*Supplied records*
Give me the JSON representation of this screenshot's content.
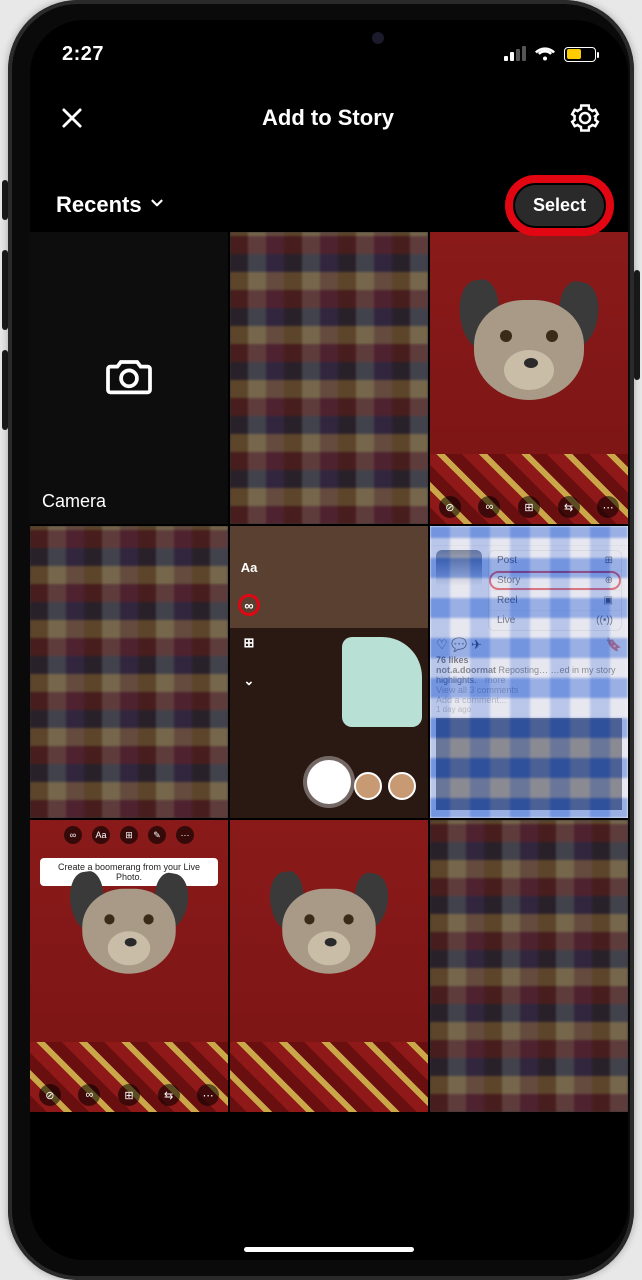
{
  "status": {
    "time": "2:27",
    "signal_bars": 2,
    "wifi": true,
    "battery_low_power": true
  },
  "header": {
    "title": "Add to Story"
  },
  "album": {
    "label": "Recents",
    "select_label": "Select"
  },
  "highlight": {
    "target": "select-button",
    "color": "#e20613"
  },
  "grid": {
    "camera_label": "Camera",
    "tiles": [
      {
        "kind": "camera"
      },
      {
        "kind": "pixelated"
      },
      {
        "kind": "dog",
        "icons": [
          "⊘",
          "∞",
          "⊞",
          "⇆",
          "⋯"
        ]
      },
      {
        "kind": "pixelated"
      },
      {
        "kind": "story-editor",
        "side_items": [
          "Aa",
          "∞",
          "⊞",
          "⌄"
        ],
        "ringed_item": "∞"
      },
      {
        "kind": "post-menu",
        "menu": [
          {
            "label": "Post",
            "glyph": "⊞"
          },
          {
            "label": "Story",
            "glyph": "⊕",
            "ringed": true
          },
          {
            "label": "Reel",
            "glyph": "▣"
          },
          {
            "label": "Live",
            "glyph": "((•))"
          }
        ],
        "likes": "76 likes",
        "username": "not.a.doormat",
        "caption": "Reposting… …ed in my story highlights.",
        "more": "more",
        "view_comments": "View all 3 comments",
        "add_comment": "Add a comment...",
        "age": "1 day ago"
      },
      {
        "kind": "dog-small",
        "top_icons": [
          "∞",
          "Aa",
          "⊞",
          "✎",
          "⋯"
        ],
        "tooltip": "Create a boomerang from your Live Photo."
      },
      {
        "kind": "dog-small"
      },
      {
        "kind": "pixelated"
      }
    ]
  }
}
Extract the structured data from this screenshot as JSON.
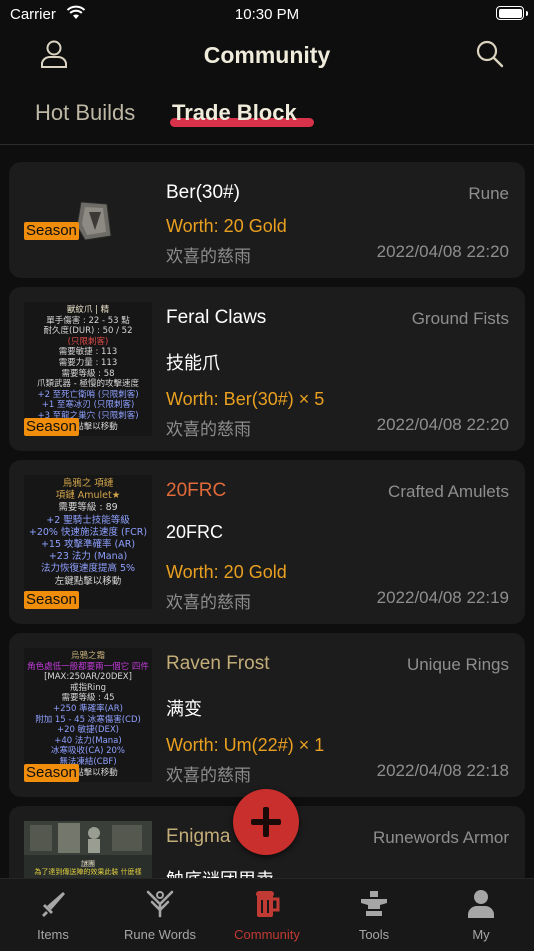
{
  "status_bar": {
    "carrier": "Carrier",
    "time": "10:30 PM"
  },
  "header": {
    "title": "Community"
  },
  "segments": {
    "hot": "Hot Builds",
    "trade": "Trade Block"
  },
  "listings": [
    {
      "name": "Ber(30#)",
      "category": "Rune",
      "description": "",
      "worth": "Worth: 20 Gold",
      "seller": "欢喜的慈雨",
      "date": "2022/04/08 22:20",
      "badge": "Season",
      "name_style": "normal"
    },
    {
      "name": "Feral Claws",
      "category": "Ground Fists",
      "description": "技能爪",
      "worth": "Worth: Ber(30#) × 5",
      "seller": "欢喜的慈雨",
      "date": "2022/04/08 22:20",
      "badge": "Season",
      "name_style": "normal",
      "tooltip": [
        "獸紋爪 | 精",
        "單手傷害 : 22 - 53 點",
        "耐久度(DUR) : 50 / 52",
        "(只限刺客)",
        "需要敏捷 : 113",
        "需要力量 : 113",
        "需要等級 : 58",
        "爪類武器 - 極慢的攻擊速度",
        "+2 至死亡衛哨 (只限刺客)",
        "+1 至寒冰刃 (只限刺客)",
        "+3 至龍之巢穴 (只限刺客)",
        "左鍵點擊以移動"
      ]
    },
    {
      "name": "20FRC",
      "category": "Crafted Amulets",
      "description": "20FRC",
      "worth": "Worth: 20 Gold",
      "seller": "欢喜的慈雨",
      "date": "2022/04/08 22:19",
      "badge": "Season",
      "name_style": "crafted",
      "tooltip": [
        "烏鴉之 項鏈",
        "項鏈 Amulet★",
        "需要等級 : 89",
        "+2 聖騎士技能等級",
        "+20% 快速施法速度 (FCR)",
        "+15 攻擊準確率 (AR)",
        "+23 法力 (Mana)",
        "法力恢復速度提高 5%",
        "左鍵點擊以移動"
      ]
    },
    {
      "name": "Raven Frost",
      "category": "Unique Rings",
      "description": "满变",
      "worth": "Worth: Um(22#) × 1",
      "seller": "欢喜的慈雨",
      "date": "2022/04/08 22:18",
      "badge": "Season",
      "name_style": "unique",
      "tooltip": [
        "烏鴉之霜",
        "角色處低一般都要兩一個它 四件",
        "[MAX:250AR/20DEX]",
        "戒指Ring",
        "需要等級 : 45",
        "+250 準確率(AR)",
        "附加 15 - 45 冰寒傷害(CD)",
        "+20 敏捷(DEX)",
        "+40 法力(Mana)",
        "冰寒吸收(CA) 20%",
        "無法凍結(CBF)",
        "左鍵點擊以移動"
      ]
    },
    {
      "name": "Enigma",
      "category": "Runewords Armor",
      "description": "触底谜团甩卖",
      "worth": "",
      "seller": "",
      "date": "",
      "badge": "",
      "name_style": "normal",
      "tooltip": [
        "謎團",
        "為了達到傳送陣的效果此裝 什麼樣"
      ]
    }
  ],
  "tabs": [
    {
      "label": "Items",
      "icon": "sword-icon"
    },
    {
      "label": "Rune Words",
      "icon": "rune-icon"
    },
    {
      "label": "Community",
      "icon": "beer-mug-icon",
      "active": true
    },
    {
      "label": "Tools",
      "icon": "anvil-icon"
    },
    {
      "label": "My",
      "icon": "person-icon"
    }
  ],
  "colors": {
    "accent": "#c13a34",
    "worth": "#e9a020",
    "season_badge": "#f08e0c",
    "crafted_name": "#e06a3a",
    "unique_name": "#c3ad79",
    "underline": "#d8324a"
  }
}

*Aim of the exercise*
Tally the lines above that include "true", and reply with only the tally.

*Response to the task*
4